City Paper is not for tourists
The tuna nicoise crudo, the first course of Birch & Barley‘s beer dinner Monday with Brooklyn Brewery‘s Garrett Oliver, had a surprise hero ingredient: soy sauce. Not surprising that chef Kyle Bailey used a drop of soy to season the raw tuna, but surprising in how the blend of soy sauce, kalamata olive brine, aged balsamic vinegar, and olive oil paired with Brooklyn Cuvee de Cardoz, a strong Belgian-style wheat spiced with ginger, tamarind, mace, black pepper, coriander, fennel, fenugreek, cinnamon, cloves, nutmeg, and chilies. The earthy sauce tasted like a black hole of umami, which in turn brought out sunny prickles of spice in the beer. The contrast was like exiting a matinee in a dark movie theater in July.

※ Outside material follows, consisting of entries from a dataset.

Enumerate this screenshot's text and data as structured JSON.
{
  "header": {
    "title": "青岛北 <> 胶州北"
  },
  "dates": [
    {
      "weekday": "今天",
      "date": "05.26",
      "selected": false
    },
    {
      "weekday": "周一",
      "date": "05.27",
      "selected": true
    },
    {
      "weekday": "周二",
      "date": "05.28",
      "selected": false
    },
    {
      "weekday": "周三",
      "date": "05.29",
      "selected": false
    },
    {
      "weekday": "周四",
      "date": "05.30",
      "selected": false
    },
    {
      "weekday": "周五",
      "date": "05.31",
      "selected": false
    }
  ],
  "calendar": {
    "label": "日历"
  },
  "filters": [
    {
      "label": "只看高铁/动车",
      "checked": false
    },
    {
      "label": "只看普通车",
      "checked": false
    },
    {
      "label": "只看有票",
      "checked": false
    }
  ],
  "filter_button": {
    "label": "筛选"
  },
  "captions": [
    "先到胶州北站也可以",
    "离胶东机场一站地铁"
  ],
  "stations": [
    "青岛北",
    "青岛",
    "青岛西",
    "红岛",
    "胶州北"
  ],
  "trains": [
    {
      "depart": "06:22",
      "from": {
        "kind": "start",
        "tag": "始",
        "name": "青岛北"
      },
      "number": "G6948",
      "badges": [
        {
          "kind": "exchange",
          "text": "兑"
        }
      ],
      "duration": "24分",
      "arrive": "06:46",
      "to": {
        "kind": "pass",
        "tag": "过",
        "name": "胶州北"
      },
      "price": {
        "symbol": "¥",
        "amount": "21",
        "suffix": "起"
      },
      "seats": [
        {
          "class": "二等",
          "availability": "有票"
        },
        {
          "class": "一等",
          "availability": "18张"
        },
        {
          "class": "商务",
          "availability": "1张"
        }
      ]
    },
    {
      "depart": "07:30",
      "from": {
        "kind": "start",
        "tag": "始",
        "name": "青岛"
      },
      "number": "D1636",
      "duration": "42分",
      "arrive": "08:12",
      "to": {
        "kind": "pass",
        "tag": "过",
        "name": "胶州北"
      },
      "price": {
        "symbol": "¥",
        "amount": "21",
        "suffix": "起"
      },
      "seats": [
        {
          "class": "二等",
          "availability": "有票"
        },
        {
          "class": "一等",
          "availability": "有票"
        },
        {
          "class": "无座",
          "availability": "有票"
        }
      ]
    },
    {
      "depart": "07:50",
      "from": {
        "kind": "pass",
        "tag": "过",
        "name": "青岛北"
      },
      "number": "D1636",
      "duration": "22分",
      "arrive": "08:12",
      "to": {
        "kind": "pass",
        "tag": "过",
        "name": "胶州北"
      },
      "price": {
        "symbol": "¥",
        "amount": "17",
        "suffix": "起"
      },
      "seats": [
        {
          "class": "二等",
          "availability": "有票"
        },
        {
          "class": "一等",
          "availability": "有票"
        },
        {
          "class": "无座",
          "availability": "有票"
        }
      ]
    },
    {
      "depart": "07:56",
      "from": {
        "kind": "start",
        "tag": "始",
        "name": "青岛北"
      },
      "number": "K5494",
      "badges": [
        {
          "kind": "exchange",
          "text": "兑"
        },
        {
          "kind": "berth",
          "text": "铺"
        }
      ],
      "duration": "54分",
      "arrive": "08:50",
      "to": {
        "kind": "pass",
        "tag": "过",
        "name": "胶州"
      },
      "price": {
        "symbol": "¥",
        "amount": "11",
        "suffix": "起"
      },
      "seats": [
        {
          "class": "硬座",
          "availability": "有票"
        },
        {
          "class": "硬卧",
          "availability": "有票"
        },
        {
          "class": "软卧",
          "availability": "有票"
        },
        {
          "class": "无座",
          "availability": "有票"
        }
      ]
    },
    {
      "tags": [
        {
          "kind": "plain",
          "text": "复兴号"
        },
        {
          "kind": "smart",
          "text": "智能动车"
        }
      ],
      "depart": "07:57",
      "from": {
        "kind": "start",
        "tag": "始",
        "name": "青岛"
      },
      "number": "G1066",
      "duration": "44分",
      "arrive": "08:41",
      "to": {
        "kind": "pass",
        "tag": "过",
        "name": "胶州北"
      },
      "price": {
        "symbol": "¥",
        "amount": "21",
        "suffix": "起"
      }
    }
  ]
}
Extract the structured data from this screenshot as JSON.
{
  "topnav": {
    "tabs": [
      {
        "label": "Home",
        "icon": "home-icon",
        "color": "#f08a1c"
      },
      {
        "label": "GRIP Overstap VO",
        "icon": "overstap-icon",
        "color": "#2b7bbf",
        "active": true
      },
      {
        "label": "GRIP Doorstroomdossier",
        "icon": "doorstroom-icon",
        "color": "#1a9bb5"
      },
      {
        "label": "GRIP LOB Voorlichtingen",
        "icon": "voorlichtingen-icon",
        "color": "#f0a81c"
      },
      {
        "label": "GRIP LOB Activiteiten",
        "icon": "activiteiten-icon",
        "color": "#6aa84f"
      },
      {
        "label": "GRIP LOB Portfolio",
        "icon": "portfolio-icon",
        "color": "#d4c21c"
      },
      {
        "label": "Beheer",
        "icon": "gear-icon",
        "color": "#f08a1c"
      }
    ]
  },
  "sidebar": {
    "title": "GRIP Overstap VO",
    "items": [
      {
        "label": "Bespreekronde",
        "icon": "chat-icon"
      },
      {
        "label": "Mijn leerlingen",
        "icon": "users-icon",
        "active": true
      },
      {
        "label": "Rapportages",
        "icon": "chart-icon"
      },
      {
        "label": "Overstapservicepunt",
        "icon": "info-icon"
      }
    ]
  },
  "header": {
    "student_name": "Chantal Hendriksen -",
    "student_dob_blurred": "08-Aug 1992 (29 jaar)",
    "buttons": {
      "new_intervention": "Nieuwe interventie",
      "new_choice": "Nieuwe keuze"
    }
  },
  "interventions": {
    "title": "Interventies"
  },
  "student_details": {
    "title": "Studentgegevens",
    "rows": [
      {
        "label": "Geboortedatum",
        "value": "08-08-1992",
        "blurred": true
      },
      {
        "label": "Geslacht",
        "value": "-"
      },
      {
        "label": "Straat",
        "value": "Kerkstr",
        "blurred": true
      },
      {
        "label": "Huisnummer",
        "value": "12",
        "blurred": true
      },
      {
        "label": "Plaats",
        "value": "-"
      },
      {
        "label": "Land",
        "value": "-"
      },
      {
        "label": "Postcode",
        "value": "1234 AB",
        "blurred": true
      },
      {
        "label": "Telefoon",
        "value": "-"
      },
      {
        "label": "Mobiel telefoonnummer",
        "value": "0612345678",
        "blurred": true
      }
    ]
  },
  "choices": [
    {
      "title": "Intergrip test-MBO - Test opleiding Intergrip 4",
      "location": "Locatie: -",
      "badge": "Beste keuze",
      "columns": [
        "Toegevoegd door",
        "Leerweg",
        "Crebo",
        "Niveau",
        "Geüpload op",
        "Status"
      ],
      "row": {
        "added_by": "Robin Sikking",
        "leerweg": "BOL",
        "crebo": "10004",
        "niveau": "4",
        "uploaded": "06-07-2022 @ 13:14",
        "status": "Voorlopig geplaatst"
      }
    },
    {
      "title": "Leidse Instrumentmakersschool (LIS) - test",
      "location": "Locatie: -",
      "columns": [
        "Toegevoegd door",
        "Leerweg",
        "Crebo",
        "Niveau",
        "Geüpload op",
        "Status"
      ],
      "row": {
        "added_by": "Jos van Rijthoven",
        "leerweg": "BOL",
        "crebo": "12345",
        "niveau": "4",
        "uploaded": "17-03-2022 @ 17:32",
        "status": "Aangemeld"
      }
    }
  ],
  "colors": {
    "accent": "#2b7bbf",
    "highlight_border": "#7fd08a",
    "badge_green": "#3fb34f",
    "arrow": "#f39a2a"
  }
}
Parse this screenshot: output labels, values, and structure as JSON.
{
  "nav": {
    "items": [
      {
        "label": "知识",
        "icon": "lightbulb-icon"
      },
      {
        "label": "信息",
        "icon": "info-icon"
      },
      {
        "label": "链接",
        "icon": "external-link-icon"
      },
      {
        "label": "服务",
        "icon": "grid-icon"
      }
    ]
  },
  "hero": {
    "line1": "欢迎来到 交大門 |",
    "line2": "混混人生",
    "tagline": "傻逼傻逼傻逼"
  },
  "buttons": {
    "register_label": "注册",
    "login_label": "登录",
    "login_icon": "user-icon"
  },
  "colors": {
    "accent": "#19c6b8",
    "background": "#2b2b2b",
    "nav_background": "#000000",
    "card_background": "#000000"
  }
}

The dish was two jewels of raw tuna with hard-boiled quail egg and a split bean of haricots verts, sprinkled with fresh tomato and crunchy specks of dehydrated olive and fried potato. The dish was Bailey’s, but Garrett Oliver said he also pairs the Cuvee de Cardoz with tuna at home. He’s a serious home cook — serious enough that he mail-orders a specific French mayo, which he mixes with sriracha to garnish his seared tuna and crispy duck-fat-fried potatoes.
Cuvee de Cardoz, a limited beer from Brooklyn’s Brewmaster’s Reserve Series, is long gone, and the crudo dish is not on the Birch & Barley menu. But next time you find yourself in the presence of some diesel-black soy sauce, try pairing it with another Belgian-style wheat beer such as Allagash White, or with Bruery‘s spicy farmhouse seasonal, Saison de Lente.